And this abundant life never ends. There is a hope of life everlasting based upon the promises of God in Jesus Christ. Jesus said, “I am the one who raises the dead to life. Everyone who has faith in me will live, even if they die. And everyone who lives because of faith in me will never really die” (John 11:25-26 – CEV). That’s a tremendous reason to be an optimist, not a pessimist.
What I’m saying is this. In a changing world, there exists an unchanging God whose world lasts forever. “The grass withers, the flower fades: but the word of our God will stand forever” (Isaiah 40:8 – ESV), and God himself never changes, “Jesus Christ the same yesterday, and today, and forever” (Hebrews 13:8).
Everyone who lives in me and believes in me will never ever die. (John 11:26 – NLT)
No wonder the Apostle Paul could write these words just before his impending death:
For I am already being poured out as a drink offering, and the time of my departure has come. I have fought the good fight, I have finished the course, I have kept the faith; in the future there is laid up for me the crown of righteousness, which the Lord, the righteous Judge, will award to me on that day; and not only to me, but also to all who have loved His appearing. (2 Timothy 4:6–8 – NASB).

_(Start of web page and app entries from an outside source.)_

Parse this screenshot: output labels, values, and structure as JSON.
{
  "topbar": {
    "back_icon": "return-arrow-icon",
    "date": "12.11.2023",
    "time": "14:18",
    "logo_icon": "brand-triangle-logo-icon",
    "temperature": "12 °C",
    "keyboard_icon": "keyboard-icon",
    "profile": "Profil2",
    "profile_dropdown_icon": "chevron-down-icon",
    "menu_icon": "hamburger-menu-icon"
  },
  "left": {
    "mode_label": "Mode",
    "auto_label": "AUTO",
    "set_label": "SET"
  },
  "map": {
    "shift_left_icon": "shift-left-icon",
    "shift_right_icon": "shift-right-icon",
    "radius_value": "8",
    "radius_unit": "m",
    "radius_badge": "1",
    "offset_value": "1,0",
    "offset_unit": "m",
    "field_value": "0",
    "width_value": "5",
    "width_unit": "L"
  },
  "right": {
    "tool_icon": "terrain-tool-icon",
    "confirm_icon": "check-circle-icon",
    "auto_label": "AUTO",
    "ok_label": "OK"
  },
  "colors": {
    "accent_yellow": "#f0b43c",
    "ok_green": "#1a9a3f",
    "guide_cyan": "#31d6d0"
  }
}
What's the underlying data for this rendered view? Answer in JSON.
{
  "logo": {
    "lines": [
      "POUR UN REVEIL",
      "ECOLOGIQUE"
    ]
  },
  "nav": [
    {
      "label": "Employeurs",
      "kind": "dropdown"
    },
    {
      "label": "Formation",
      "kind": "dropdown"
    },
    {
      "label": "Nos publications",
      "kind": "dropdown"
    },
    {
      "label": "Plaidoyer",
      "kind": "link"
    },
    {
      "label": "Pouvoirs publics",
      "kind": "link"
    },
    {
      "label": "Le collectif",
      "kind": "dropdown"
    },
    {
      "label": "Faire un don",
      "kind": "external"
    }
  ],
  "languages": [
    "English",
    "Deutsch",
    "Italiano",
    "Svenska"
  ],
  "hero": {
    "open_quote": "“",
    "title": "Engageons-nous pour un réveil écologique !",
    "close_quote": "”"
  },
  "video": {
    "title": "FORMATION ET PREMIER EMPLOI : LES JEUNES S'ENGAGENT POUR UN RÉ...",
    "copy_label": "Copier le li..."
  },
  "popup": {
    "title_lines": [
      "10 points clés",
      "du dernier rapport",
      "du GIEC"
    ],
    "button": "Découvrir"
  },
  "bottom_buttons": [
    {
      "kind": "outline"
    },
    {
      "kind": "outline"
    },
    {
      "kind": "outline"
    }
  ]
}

Christianity offers the world a genuine hope. You may have a tendency to blame yourself when things go wrong. You need to encourage yourself and accept that while bad things do happen, things don’t always go badly, it is not always your fault, and things can get better. Practice giving yourself words of comfort.
God has a fabulous plan that includes you and me. And so he puts us in places and positions that we can’t even imagine today. Give God time and watch him move. Give God an opportunity to have his way with you. Don’t drop the curtain on tomorrow. God has a beautiful plan for your life and mine.
(To be continued in How to Overcome Pessimism- Part 2)